Like each of us humans, glass can be transformed over and over again. At different stages of our life we can have different appearances and different strengths and weaknesses. I would like to take you on a journey with this glass.
Sometimes project do not make it successfully through the kiln firing process, sometimes projects accidentally get broken at home or here, and sometime they simply aren’t needed anymore. Then the fun begins.
- We smashed the glass into small shards. The best way to get rid of the negative feelings you may be experiencing at any given moment. We take what is whole and break it apart.
2. Broken doesn’t mean it is garbage. It means it is time to heal and create anew. We fire at very high temperature the broken shards so they become beautiful nuggets of smooth glass. Mostly we use these as party favors for the kids to select from our treasure chests. They can also be made into jewelry. And they can also be used in another project and become a part of something else.
3. This time we went all out and did a crazy experiment to see if we could squash the glass and make it flow and be completely unique. Our first attempt overloaded the kiln and was not successful. Moving it to another kiln with a more flexible programming range allowed us to succeed.
4. The “Blob” as it became known, was a beautiful, one-of-a-kind piece. We photographed it, looked at it, puzzled over what to do with it. And then Eureka!
5. From whole, to broken, to whole and squashed, we broke it up again to use the elements in a completely new project.
With the addition of frit,” crushed glass” , the pieces became the back drop of a menorah. The base was made separately and then joined together with epoxy. Each candle cup sits on its own nugget, which also came from the ‘Blob”.
The most wonderful part about this particular transformation is that it fits into the Hanukkah story so well. Hanukkah celebrates the rededication of the Temple in Jerusalem after it had been ransacked by the enemy army. The Jewish people were able to make the Temple whole and holy again. So now this glass is whole and a religious object as well.
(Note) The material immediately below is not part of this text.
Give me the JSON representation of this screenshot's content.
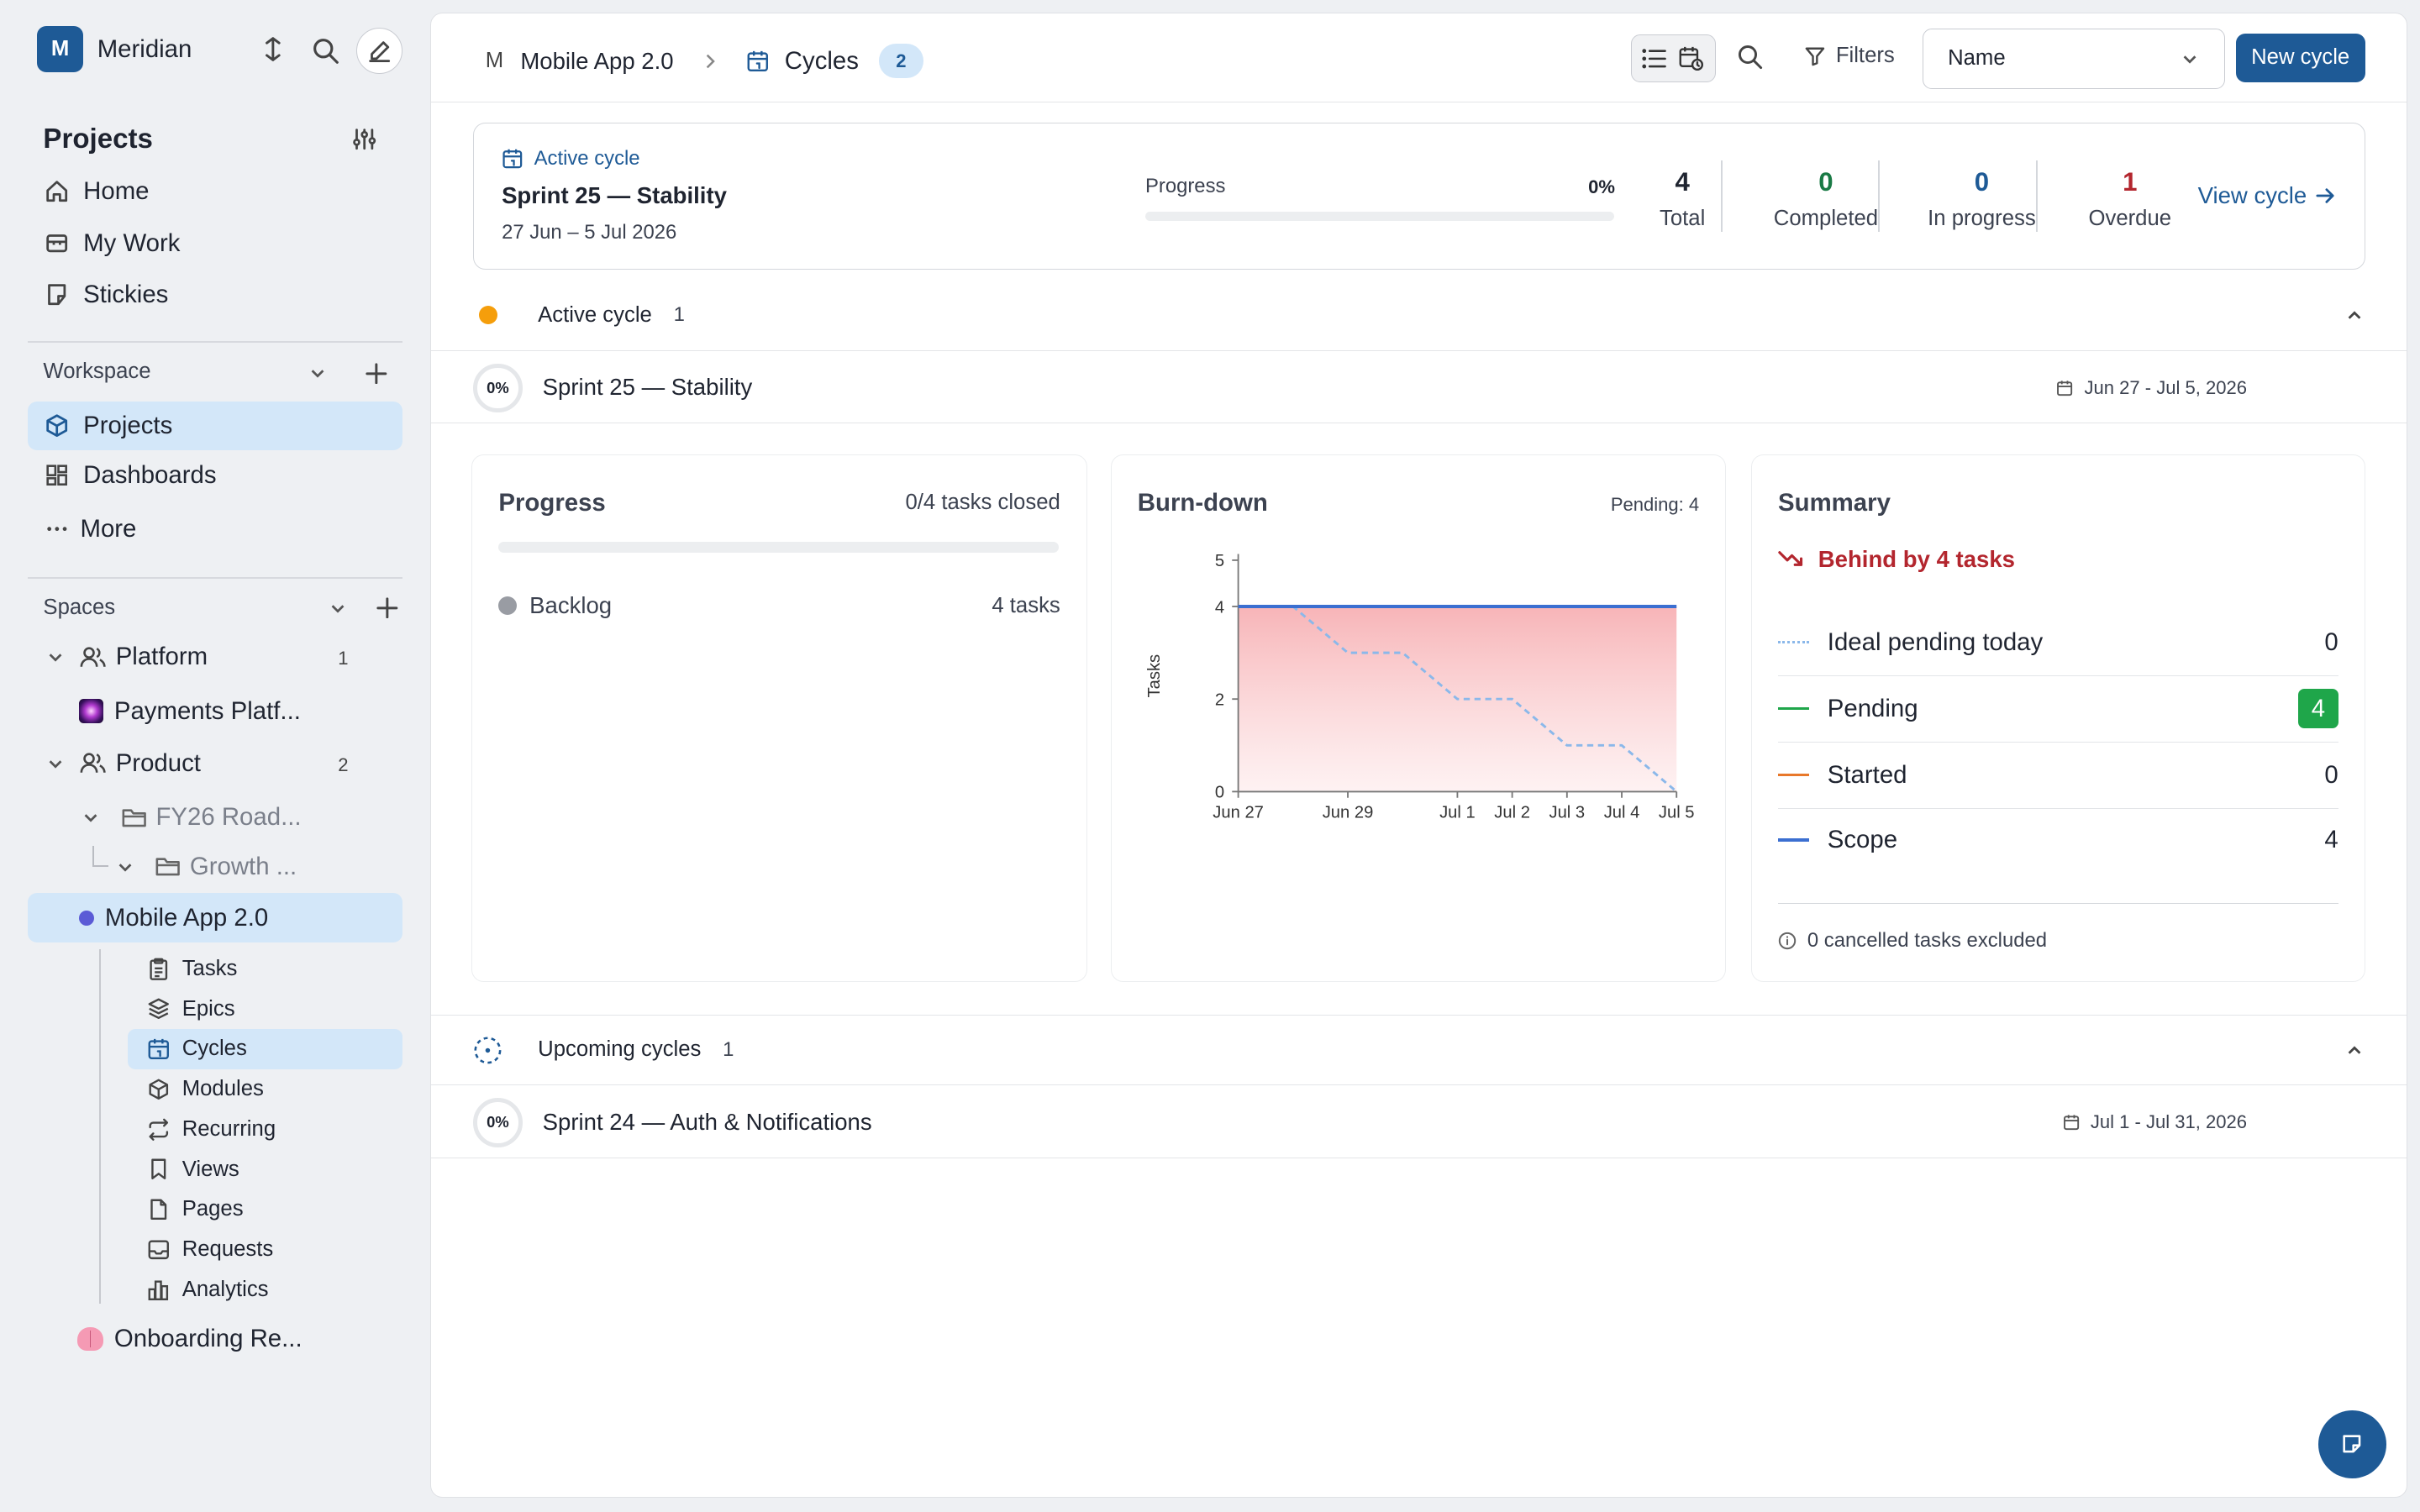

On this 8th night of Hanukkah, may the light of our candles continue to illuminate the darkness.